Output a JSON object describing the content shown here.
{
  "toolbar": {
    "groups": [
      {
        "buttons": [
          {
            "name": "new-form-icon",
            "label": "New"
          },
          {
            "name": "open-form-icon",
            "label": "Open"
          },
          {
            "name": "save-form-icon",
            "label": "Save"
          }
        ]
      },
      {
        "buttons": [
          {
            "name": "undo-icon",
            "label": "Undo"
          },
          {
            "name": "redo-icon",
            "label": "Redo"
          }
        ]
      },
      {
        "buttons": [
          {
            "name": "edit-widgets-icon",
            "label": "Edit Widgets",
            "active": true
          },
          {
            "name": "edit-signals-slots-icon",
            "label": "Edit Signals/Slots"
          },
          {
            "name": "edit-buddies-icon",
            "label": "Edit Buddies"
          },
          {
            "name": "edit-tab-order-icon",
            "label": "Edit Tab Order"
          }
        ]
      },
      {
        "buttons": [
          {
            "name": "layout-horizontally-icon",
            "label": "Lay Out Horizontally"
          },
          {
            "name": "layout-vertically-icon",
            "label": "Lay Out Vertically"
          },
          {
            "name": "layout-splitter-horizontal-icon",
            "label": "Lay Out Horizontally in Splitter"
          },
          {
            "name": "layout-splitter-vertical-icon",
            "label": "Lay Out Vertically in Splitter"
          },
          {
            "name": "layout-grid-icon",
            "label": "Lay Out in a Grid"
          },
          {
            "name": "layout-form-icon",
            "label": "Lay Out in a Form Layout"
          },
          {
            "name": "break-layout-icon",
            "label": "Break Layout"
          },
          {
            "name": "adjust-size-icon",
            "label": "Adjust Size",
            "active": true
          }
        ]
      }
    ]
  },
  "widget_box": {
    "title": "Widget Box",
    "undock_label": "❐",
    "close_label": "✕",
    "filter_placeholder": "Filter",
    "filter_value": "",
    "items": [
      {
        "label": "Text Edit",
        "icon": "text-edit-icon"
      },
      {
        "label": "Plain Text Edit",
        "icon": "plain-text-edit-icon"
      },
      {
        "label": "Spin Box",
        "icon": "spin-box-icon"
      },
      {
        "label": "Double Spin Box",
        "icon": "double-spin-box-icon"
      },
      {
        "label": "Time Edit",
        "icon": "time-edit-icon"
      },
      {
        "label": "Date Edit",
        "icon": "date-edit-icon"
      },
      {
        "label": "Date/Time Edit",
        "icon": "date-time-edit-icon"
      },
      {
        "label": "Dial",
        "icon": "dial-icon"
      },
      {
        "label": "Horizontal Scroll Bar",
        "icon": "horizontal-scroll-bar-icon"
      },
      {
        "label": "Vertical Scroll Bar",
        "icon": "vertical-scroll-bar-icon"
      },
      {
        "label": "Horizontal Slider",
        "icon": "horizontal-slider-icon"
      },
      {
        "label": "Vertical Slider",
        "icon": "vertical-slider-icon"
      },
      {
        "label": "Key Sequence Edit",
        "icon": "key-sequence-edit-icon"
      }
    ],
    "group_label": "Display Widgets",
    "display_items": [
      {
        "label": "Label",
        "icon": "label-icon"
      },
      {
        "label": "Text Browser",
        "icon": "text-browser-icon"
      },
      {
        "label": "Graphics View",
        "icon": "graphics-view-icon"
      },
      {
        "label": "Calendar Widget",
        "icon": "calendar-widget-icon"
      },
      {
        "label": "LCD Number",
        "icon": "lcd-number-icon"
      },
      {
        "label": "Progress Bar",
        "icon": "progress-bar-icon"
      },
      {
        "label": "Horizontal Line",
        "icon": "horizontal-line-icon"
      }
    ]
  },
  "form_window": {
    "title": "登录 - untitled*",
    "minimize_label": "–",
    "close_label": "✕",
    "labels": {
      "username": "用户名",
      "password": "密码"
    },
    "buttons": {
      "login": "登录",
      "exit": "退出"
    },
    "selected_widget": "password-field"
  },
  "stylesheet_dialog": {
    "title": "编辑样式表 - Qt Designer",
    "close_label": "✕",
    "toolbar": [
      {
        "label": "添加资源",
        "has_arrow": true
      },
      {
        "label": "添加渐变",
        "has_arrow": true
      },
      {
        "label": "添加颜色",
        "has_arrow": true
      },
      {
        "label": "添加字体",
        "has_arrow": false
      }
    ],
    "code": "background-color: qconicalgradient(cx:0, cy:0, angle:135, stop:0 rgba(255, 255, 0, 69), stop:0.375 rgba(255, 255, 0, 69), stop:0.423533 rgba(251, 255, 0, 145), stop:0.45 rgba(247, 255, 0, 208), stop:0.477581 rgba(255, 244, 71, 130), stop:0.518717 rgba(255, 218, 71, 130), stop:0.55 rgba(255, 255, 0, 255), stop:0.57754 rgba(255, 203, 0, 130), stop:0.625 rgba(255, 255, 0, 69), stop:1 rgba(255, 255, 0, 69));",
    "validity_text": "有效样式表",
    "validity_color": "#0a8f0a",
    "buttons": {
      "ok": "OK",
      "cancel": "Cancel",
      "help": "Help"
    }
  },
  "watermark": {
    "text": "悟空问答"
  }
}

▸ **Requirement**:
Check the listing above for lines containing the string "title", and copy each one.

▸ **Output for this exercise**:
    "title": "Widget Box",
    "title": "登录 - untitled*",
    "title": "编辑样式表 - Qt Designer",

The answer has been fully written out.